● Records for the exercise

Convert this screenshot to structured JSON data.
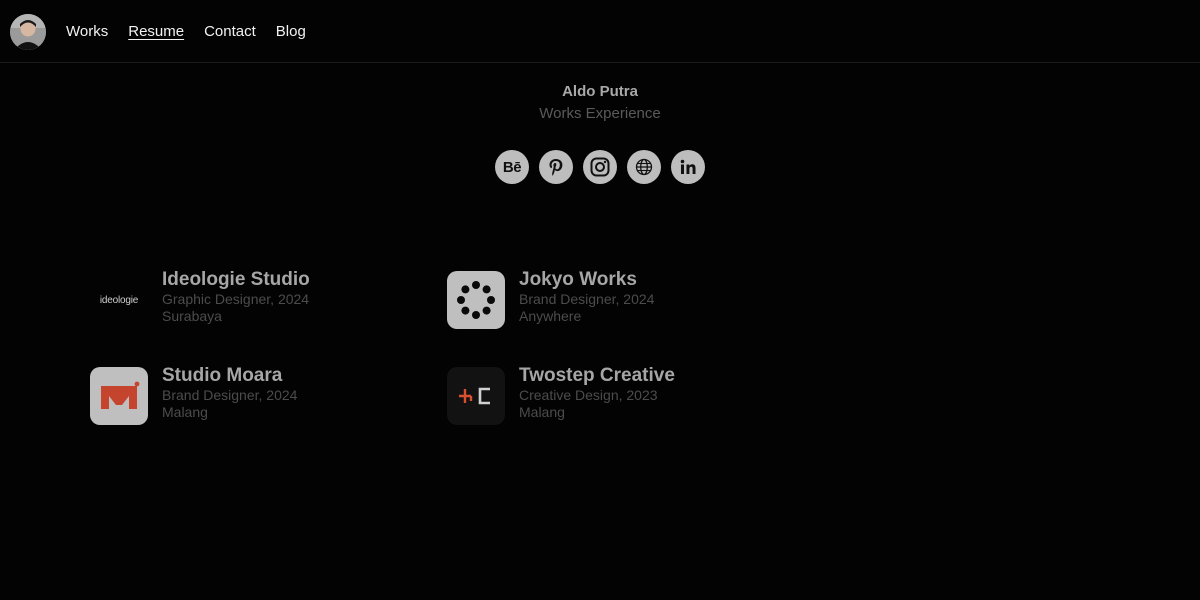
{
  "nav": {
    "links": [
      {
        "label": "Works",
        "active": false
      },
      {
        "label": "Resume",
        "active": true
      },
      {
        "label": "Contact",
        "active": false
      },
      {
        "label": "Blog",
        "active": false
      }
    ]
  },
  "profile": {
    "name": "Aldo Putra",
    "subtitle": "Works Experience"
  },
  "socials": [
    {
      "icon": "behance-icon",
      "text": "Bē"
    },
    {
      "icon": "pinterest-icon"
    },
    {
      "icon": "instagram-icon"
    },
    {
      "icon": "globe-icon"
    },
    {
      "icon": "linkedin-icon"
    }
  ],
  "experience": [
    {
      "company": "Ideologie Studio",
      "role": "Graphic Designer, 2024",
      "location": "Surabaya",
      "logo_text": "ideologie"
    },
    {
      "company": "Jokyo Works",
      "role": "Brand Designer, 2024",
      "location": "Anywhere"
    },
    {
      "company": "Studio Moara",
      "role": "Brand Designer, 2024",
      "location": "Malang"
    },
    {
      "company": "Twostep Creative",
      "role": "Creative Design, 2023",
      "location": "Malang"
    }
  ],
  "colors": {
    "background": "#030303",
    "moara_brand": "#c5442d",
    "twostep_accent": "#d9502f"
  }
}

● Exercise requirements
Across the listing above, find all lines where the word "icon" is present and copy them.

● Task response
      "icon": "behance-icon",
      "icon": "pinterest-icon"
      "icon": "instagram-icon"
      "icon": "globe-icon"
      "icon": "linkedin-icon"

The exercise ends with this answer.